**DESCRIPTION OF THE TASK**
Filter the records down to the lines that hold the word "this", and copy each of those lines.

**Web page and app entries**
────────────────────

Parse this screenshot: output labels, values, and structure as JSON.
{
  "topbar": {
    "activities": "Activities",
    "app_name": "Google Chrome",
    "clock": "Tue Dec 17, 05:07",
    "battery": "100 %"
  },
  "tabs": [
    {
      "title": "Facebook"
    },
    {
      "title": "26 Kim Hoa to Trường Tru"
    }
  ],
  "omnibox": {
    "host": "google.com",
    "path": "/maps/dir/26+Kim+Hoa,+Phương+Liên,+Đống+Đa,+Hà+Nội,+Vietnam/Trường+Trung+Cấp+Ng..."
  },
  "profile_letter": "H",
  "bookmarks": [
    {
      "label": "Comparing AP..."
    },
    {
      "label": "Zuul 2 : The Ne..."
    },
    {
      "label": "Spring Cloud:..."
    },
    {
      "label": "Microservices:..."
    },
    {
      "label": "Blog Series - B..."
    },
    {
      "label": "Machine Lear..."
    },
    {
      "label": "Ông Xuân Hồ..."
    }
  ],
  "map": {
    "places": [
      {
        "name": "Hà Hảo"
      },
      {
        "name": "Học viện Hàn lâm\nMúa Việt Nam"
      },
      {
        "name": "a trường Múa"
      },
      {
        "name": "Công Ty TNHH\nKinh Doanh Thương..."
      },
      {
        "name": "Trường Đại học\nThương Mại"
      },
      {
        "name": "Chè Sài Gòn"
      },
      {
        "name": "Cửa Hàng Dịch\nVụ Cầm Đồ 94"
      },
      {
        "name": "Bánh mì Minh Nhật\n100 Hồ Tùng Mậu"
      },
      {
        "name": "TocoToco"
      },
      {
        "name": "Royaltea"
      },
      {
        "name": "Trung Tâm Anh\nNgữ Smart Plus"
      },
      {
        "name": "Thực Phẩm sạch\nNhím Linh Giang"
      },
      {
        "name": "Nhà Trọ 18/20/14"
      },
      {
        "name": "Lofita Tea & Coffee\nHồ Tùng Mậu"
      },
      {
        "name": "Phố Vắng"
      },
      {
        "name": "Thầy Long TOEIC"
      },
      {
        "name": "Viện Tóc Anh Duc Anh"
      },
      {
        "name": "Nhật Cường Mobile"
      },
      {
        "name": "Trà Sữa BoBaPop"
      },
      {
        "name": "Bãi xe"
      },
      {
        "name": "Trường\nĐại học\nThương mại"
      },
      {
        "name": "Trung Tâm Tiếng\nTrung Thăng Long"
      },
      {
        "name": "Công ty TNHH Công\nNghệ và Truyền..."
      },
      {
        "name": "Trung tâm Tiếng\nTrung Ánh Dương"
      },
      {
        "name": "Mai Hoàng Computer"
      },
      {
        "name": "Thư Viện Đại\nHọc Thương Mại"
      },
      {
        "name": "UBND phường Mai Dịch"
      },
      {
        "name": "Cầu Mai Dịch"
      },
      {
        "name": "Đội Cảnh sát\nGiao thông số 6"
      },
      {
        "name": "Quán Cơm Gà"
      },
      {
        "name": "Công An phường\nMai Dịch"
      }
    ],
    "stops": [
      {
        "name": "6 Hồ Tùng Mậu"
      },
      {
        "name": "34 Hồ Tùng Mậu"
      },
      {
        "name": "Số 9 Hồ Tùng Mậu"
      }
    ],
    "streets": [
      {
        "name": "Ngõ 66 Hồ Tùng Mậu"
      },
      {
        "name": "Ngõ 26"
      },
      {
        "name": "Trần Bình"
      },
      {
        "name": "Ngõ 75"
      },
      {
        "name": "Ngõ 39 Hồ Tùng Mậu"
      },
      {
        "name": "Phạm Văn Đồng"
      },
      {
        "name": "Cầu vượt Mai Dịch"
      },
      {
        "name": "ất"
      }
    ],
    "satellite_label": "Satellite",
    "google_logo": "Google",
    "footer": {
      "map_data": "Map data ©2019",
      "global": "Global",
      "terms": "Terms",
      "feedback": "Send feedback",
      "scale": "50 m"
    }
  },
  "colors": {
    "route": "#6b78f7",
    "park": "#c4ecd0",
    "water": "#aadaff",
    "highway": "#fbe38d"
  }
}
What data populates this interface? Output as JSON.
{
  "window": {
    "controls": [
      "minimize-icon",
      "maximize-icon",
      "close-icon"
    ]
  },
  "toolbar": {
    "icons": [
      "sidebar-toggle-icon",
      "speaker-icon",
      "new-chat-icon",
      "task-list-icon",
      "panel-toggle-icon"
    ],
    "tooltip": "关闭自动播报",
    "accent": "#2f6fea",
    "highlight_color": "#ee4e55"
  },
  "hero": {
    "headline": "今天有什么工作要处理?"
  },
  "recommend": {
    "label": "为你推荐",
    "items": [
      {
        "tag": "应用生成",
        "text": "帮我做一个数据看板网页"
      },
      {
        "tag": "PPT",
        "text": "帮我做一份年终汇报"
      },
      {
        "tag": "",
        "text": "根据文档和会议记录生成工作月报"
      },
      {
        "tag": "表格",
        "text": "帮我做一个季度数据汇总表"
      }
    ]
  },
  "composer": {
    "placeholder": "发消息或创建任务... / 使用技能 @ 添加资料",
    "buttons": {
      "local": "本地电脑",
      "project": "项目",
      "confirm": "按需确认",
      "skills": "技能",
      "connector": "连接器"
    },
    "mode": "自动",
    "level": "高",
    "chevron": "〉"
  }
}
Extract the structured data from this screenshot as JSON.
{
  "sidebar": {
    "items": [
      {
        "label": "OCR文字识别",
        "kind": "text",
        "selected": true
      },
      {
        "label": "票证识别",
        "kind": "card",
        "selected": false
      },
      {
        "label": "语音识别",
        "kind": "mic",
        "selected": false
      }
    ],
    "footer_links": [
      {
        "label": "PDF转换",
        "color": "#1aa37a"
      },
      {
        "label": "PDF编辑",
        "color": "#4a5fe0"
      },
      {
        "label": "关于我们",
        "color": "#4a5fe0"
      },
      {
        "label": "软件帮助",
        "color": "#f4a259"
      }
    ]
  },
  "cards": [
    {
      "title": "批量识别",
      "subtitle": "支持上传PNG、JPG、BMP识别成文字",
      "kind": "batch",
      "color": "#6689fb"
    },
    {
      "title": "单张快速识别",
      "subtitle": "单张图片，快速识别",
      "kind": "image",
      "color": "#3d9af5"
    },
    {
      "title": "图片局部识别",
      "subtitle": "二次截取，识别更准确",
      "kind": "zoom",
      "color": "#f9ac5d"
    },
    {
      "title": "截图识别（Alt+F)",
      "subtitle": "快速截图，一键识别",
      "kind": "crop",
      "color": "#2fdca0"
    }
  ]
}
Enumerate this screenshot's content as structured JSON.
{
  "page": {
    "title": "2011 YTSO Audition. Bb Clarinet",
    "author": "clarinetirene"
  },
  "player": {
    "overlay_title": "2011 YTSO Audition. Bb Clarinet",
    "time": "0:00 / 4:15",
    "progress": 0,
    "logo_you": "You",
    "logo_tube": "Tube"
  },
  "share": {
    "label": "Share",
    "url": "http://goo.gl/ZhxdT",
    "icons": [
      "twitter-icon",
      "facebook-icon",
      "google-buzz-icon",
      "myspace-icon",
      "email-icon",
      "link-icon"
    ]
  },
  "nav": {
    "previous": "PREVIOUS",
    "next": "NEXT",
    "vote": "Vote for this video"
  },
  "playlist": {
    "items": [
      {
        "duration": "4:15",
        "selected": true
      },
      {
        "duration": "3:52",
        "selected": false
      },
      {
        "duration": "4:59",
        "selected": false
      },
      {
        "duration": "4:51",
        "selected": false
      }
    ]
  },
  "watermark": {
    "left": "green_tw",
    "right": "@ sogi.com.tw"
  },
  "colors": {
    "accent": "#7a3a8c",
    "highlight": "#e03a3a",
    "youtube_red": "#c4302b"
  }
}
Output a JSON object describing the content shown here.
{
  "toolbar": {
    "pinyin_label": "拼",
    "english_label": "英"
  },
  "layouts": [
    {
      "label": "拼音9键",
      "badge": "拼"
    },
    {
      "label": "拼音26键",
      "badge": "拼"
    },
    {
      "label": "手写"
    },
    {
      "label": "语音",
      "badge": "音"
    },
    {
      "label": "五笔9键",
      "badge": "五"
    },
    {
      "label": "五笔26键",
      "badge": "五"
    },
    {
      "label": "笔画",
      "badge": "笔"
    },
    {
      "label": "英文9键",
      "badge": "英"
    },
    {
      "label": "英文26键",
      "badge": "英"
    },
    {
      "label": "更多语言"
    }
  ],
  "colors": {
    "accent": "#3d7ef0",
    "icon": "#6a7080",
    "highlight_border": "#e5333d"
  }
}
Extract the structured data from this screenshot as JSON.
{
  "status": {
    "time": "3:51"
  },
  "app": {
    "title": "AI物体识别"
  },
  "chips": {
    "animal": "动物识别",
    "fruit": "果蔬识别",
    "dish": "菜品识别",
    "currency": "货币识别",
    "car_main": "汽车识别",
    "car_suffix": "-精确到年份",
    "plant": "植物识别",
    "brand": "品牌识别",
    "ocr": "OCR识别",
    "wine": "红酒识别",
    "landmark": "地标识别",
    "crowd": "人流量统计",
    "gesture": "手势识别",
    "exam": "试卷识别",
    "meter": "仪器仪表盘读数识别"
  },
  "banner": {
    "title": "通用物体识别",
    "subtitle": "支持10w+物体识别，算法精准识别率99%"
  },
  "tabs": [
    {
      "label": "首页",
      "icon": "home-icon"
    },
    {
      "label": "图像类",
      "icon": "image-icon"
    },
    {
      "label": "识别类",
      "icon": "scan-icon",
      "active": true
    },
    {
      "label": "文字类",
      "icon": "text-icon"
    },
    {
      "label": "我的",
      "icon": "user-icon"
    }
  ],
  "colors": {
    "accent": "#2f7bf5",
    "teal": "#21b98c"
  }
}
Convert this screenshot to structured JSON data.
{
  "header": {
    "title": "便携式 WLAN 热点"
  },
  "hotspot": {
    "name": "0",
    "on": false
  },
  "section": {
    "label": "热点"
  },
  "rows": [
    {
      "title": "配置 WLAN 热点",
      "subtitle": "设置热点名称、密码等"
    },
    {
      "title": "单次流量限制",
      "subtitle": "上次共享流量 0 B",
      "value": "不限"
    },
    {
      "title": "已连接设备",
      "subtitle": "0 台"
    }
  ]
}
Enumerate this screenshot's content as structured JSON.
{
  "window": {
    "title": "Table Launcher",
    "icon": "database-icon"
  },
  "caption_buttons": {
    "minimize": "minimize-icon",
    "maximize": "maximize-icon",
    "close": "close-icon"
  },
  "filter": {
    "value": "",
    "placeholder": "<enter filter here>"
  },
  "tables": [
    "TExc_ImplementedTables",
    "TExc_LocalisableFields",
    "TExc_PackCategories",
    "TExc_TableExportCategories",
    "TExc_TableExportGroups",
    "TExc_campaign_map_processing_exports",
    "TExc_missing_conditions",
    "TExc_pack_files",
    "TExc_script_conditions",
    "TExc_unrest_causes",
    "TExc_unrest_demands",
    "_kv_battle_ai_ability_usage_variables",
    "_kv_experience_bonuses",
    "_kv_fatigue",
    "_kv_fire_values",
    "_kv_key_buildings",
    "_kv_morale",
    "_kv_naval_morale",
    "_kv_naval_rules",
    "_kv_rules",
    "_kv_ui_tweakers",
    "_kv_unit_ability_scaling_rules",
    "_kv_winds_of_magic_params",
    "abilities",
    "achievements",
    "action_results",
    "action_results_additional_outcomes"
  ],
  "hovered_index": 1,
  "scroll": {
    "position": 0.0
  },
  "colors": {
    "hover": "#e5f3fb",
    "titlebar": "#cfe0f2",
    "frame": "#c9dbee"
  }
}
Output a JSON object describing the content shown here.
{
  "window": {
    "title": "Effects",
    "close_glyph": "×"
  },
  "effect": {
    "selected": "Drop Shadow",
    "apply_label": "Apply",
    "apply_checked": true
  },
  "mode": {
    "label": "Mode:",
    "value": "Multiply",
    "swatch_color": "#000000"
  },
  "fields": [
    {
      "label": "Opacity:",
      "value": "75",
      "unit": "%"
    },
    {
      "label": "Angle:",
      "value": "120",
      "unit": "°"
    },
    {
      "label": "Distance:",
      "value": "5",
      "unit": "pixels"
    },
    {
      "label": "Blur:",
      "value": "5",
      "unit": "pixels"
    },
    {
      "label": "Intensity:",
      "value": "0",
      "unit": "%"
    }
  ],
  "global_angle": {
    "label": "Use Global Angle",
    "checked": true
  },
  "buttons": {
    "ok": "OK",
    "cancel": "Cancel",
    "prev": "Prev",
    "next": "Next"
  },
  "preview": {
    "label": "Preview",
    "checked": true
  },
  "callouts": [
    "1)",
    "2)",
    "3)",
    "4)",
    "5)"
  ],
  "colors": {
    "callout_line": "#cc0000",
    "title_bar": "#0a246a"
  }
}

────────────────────

**RESPONSE TO THE TASK**
Parse this screenshot: output labels, values, and structure as JSON.
What data populates this interface? Output as JSON.
Extract the structured data from this screenshot as JSON.
Enumerate this screenshot's content as structured JSON.
    "vote": "Vote for this video"
Extract the structured data from this screenshot as JSON.
Convert this screenshot to structured JSON data.
Enumerate this screenshot's content as structured JSON.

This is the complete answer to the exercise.